A sweeping saga of the centuries to come, from the new dark age that followed a global war, to the new civilization that arose from the ashes to colonize the stars. At first, the colonists use ships with gigantic sails, cruising on the waves of starlight, their captains having to become something part human and part machine; then later moving by planoforming ships which travel faster than light, but must defend themselves against the malevolent, mind-devouring creatures lurking in the dark between the stars. Then came the reign of the all-powerful Lords of the Instrumentality, who ruled Earth and its colony worlds with ruthless benevolence, suffocating the human spirit for millennia--until the time of the Rediscovery of Man, when the strange, lost concept of freedom was reborn. . . . An extraordinary vision of a future unique in science fiction, praised by readers, critics, and major writers in the field. "Read this. Cordwainer Smith is timeless." --Terry Pratchett ." . . a truly unforgettable writer..." --David Brin ." . . a sophisticated, often poetic writer . . . these stories rank among the finest of all time. . . ."--Publishers Weekly

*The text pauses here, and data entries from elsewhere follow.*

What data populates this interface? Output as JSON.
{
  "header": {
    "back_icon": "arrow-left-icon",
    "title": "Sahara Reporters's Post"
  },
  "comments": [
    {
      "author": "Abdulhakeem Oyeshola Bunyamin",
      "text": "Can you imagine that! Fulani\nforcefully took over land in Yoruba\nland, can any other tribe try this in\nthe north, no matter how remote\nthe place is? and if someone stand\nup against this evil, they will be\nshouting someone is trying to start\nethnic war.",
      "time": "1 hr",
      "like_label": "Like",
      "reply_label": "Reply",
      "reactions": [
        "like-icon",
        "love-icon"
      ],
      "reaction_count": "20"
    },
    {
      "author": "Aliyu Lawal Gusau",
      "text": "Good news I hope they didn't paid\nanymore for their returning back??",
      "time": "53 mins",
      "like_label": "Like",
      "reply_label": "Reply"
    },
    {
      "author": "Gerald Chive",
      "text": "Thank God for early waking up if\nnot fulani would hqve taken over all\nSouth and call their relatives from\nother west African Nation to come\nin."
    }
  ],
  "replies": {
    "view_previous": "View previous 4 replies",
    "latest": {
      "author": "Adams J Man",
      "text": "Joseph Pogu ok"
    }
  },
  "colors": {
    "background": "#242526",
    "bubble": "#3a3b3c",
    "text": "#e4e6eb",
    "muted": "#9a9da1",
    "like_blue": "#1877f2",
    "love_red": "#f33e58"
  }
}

About the Author
Cordwainer Smith was the pseudonym under which Dr. Paul Linebarger wrote science fiction. His first story, "Scanners Live in Vain," appeared in 1950 and rocked the science fiction world as few first stories have. He was born in Milwaukee, and grew up in Japan, China (where he became the godson of Sun Yat-Sen, then president of China), France and Germany. He was a Professor of Asiatic Studies at Johns Hopkins University, was on the U.S. Operations, Planning and Intelligence Board during World War II, and became a Colonel in Army Intelligence. After the war, he was advisor to the British forces in Malaya and to the U.S. Eighth Army in Korea, and wrote the book Psychological Warfare, regarded for decades after as the most authoritative text in the field. He died in 1966.